(Exercise prompt): Among the lines below, tally those holding the string "QRect" and give the total only.
[Excerpted records — start]
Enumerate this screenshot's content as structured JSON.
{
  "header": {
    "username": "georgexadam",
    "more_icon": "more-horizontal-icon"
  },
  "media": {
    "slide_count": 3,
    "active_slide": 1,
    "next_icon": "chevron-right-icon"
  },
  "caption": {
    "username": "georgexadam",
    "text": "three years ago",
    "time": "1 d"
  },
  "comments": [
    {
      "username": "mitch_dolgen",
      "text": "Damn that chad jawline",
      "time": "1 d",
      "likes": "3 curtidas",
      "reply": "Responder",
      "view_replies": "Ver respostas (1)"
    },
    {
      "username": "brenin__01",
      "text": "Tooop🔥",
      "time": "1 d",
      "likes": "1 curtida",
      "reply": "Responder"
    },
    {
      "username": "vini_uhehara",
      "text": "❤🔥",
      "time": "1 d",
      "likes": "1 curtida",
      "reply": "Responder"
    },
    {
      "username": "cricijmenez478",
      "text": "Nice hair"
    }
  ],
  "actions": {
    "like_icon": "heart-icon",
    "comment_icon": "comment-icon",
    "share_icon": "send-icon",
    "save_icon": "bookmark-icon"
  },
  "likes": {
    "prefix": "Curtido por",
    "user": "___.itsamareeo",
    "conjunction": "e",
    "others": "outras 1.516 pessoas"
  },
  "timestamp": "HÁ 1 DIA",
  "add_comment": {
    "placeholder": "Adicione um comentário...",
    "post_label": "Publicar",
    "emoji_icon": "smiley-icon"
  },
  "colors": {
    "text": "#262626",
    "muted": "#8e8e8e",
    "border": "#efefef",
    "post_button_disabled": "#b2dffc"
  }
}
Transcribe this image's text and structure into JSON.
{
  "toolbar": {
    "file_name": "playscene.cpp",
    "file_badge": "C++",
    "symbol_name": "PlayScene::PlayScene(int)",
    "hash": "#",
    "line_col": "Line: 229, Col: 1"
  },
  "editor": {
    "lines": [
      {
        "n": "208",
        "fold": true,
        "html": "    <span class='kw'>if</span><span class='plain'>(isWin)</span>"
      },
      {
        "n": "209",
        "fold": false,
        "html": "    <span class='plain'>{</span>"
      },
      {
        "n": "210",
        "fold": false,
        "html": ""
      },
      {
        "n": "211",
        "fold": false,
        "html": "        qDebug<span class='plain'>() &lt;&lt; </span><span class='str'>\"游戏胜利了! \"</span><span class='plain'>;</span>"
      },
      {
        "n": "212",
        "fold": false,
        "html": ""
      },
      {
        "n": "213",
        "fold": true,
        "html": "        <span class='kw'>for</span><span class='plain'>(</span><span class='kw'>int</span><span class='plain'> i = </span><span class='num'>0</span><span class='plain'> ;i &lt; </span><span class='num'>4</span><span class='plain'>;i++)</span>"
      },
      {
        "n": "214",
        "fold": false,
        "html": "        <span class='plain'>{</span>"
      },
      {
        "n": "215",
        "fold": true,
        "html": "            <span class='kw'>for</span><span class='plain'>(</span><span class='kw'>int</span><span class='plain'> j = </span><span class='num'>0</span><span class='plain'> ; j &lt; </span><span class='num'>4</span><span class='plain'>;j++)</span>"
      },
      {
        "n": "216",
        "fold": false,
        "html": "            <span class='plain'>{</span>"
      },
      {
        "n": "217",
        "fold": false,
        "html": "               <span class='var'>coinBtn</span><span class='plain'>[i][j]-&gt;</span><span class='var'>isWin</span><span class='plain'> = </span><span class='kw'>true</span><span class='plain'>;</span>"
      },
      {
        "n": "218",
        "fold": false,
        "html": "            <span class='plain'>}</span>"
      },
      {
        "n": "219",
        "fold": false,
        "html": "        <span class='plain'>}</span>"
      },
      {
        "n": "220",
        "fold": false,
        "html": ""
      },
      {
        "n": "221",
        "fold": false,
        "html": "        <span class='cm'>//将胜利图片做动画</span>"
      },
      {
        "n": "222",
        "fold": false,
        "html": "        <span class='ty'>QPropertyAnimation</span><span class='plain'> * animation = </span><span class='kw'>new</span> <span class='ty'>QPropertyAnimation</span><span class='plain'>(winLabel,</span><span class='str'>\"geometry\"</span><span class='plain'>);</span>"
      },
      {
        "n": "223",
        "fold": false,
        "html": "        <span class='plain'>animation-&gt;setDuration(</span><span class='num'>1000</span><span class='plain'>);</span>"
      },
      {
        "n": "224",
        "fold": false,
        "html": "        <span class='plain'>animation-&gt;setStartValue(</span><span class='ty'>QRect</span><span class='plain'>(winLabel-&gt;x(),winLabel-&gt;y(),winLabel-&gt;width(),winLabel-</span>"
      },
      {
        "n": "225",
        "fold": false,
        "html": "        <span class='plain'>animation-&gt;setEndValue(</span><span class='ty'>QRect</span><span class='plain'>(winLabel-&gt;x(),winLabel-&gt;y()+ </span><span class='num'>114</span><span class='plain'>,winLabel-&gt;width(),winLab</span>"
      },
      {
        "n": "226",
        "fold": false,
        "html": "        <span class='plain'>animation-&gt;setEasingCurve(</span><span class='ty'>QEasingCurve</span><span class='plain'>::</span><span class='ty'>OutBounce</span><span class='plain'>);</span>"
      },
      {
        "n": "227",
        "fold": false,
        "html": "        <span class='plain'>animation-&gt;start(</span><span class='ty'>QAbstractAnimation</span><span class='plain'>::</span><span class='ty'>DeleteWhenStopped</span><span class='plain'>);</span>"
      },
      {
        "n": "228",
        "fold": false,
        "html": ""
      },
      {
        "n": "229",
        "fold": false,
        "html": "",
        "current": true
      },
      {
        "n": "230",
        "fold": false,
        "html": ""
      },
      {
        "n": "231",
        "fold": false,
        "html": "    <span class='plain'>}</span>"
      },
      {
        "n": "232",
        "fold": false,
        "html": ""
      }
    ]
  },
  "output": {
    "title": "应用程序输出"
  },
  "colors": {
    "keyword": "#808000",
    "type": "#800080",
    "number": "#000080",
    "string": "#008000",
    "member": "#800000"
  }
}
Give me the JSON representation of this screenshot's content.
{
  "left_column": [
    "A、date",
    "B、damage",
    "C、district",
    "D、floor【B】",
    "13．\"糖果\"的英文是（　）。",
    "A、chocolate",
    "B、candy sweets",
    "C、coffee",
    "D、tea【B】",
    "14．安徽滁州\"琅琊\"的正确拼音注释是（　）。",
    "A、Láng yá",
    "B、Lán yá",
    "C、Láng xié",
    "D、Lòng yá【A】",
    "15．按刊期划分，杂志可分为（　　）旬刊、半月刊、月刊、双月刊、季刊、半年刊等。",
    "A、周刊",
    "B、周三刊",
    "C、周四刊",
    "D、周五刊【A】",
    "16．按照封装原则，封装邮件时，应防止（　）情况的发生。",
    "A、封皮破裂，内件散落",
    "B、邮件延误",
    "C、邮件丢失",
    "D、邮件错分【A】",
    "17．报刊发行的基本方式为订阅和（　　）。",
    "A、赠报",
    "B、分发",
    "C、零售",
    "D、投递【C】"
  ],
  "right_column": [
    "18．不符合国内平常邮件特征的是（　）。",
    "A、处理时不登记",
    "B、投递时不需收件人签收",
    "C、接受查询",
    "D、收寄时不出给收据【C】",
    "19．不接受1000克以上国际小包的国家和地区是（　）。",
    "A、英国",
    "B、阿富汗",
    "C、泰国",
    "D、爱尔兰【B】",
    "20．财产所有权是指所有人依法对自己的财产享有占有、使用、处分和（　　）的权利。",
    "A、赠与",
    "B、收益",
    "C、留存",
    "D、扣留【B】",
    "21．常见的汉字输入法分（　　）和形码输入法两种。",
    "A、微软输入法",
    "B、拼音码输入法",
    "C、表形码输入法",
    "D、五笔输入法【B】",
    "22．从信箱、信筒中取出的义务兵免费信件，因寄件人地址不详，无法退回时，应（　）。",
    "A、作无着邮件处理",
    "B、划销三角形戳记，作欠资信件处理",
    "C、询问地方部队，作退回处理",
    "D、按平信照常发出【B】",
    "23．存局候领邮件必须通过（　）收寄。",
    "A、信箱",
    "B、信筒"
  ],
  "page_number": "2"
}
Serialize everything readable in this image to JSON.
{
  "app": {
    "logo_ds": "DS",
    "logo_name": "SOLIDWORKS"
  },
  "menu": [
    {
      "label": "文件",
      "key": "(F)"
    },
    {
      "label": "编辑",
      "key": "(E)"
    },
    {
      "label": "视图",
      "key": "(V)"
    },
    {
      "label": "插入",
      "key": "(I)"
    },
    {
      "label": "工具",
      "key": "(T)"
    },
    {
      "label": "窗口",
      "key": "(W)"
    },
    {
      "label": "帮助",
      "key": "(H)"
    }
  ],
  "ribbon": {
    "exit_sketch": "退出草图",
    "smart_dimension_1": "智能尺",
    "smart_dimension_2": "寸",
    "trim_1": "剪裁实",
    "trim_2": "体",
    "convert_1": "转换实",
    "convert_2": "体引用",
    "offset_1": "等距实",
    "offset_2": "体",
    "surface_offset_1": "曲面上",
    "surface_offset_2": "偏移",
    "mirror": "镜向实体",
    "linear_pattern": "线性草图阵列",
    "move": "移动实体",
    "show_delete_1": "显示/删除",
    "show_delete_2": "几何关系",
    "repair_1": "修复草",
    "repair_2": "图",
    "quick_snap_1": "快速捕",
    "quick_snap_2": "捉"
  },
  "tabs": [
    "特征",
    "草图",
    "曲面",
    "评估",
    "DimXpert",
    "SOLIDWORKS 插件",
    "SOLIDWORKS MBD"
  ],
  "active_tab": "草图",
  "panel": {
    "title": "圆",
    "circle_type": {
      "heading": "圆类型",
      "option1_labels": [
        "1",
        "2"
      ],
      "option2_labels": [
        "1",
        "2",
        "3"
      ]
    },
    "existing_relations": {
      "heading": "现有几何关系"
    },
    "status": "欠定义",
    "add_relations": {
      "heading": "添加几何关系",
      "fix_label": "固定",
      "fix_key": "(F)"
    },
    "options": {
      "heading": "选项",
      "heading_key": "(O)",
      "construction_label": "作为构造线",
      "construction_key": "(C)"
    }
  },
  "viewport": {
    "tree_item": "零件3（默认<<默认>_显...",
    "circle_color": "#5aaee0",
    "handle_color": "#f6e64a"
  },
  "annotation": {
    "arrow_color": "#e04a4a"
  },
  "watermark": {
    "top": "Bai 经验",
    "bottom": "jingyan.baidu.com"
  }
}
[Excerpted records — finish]
(Reply): 2